Segment Start: Data listing

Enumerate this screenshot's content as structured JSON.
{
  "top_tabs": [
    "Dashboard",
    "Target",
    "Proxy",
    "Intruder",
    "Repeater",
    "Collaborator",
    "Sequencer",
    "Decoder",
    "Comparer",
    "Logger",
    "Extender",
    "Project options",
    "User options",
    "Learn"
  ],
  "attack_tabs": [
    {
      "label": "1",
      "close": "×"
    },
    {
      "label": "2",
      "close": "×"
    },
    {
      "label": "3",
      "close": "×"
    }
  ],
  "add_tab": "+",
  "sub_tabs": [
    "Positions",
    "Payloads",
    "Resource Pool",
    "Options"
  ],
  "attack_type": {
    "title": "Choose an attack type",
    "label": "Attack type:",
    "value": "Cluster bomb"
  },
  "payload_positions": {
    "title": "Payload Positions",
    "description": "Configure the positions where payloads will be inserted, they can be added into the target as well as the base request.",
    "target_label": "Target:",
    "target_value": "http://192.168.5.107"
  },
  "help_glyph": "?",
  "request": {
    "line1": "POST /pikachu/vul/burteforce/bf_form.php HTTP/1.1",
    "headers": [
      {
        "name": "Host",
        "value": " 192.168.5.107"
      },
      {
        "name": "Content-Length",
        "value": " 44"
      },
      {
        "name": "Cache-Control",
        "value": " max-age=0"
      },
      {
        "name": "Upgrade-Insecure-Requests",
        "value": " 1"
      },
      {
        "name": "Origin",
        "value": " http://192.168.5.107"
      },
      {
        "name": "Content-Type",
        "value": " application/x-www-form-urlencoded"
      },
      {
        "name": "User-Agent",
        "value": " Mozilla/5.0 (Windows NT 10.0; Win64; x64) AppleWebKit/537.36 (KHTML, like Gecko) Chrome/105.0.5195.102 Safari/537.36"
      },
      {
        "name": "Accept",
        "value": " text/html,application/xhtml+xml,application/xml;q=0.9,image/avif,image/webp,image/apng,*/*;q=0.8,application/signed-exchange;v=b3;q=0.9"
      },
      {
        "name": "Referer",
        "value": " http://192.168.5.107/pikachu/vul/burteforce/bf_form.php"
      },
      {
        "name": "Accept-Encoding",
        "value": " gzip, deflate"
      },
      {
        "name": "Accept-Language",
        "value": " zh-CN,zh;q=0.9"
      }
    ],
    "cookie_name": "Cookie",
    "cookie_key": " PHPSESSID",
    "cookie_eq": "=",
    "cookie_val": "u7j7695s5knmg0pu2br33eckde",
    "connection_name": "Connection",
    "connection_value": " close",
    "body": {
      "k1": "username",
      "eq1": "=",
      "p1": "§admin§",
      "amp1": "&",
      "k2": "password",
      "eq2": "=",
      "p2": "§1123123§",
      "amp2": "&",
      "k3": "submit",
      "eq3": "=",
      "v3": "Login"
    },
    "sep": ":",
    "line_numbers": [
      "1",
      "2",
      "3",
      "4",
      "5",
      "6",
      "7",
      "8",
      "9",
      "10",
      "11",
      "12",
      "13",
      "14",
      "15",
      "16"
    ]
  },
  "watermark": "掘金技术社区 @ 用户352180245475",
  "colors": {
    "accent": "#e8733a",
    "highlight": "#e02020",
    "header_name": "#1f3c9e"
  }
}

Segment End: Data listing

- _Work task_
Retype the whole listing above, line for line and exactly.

- _Exercise result_
Enumerate this screenshot's content as structured JSON.
{
  "top_tabs": [
    "Dashboard",
    "Target",
    "Proxy",
    "Intruder",
    "Repeater",
    "Collaborator",
    "Sequencer",
    "Decoder",
    "Comparer",
    "Logger",
    "Extender",
    "Project options",
    "User options",
    "Learn"
  ],
  "attack_tabs": [
    {
      "label": "1",
      "close": "×"
    },
    {
      "label": "2",
      "close": "×"
    },
    {
      "label": "3",
      "close": "×"
    }
  ],
  "add_tab": "+",
  "sub_tabs": [
    "Positions",
    "Payloads",
    "Resource Pool",
    "Options"
  ],
  "attack_type": {
    "title": "Choose an attack type",
    "label": "Attack type:",
    "value": "Cluster bomb"
  },
  "payload_positions": {
    "title": "Payload Positions",
    "description": "Configure the positions where payloads will be inserted, they can be added into the target as well as the base request.",
    "target_label": "Target:",
    "target_value": "http://192.168.5.107"
  },
  "help_glyph": "?",
  "request": {
    "line1": "POST /pikachu/vul/burteforce/bf_form.php HTTP/1.1",
    "headers": [
      {
        "name": "Host",
        "value": " 192.168.5.107"
      },
      {
        "name": "Content-Length",
        "value": " 44"
      },
      {
        "name": "Cache-Control",
        "value": " max-age=0"
      },
      {
        "name": "Upgrade-Insecure-Requests",
        "value": " 1"
      },
      {
        "name": "Origin",
        "value": " http://192.168.5.107"
      },
      {
        "name": "Content-Type",
        "value": " application/x-www-form-urlencoded"
      },
      {
        "name": "User-Agent",
        "value": " Mozilla/5.0 (Windows NT 10.0; Win64; x64) AppleWebKit/537.36 (KHTML, like Gecko) Chrome/105.0.5195.102 Safari/537.36"
      },
      {
        "name": "Accept",
        "value": " text/html,application/xhtml+xml,application/xml;q=0.9,image/avif,image/webp,image/apng,*/*;q=0.8,application/signed-exchange;v=b3;q=0.9"
      },
      {
        "name": "Referer",
        "value": " http://192.168.5.107/pikachu/vul/burteforce/bf_form.php"
      },
      {
        "name": "Accept-Encoding",
        "value": " gzip, deflate"
      },
      {
        "name": "Accept-Language",
        "value": " zh-CN,zh;q=0.9"
      }
    ],
    "cookie_name": "Cookie",
    "cookie_key": " PHPSESSID",
    "cookie_eq": "=",
    "cookie_val": "u7j7695s5knmg0pu2br33eckde",
    "connection_name": "Connection",
    "connection_value": " close",
    "body": {
      "k1": "username",
      "eq1": "=",
      "p1": "§admin§",
      "amp1": "&",
      "k2": "password",
      "eq2": "=",
      "p2": "§1123123§",
      "amp2": "&",
      "k3": "submit",
      "eq3": "=",
      "v3": "Login"
    },
    "sep": ":",
    "line_numbers": [
      "1",
      "2",
      "3",
      "4",
      "5",
      "6",
      "7",
      "8",
      "9",
      "10",
      "11",
      "12",
      "13",
      "14",
      "15",
      "16"
    ]
  },
  "watermark": "掘金技术社区 @ 用户352180245475",
  "colors": {
    "accent": "#e8733a",
    "highlight": "#e02020",
    "header_name": "#1f3c9e"
  }
}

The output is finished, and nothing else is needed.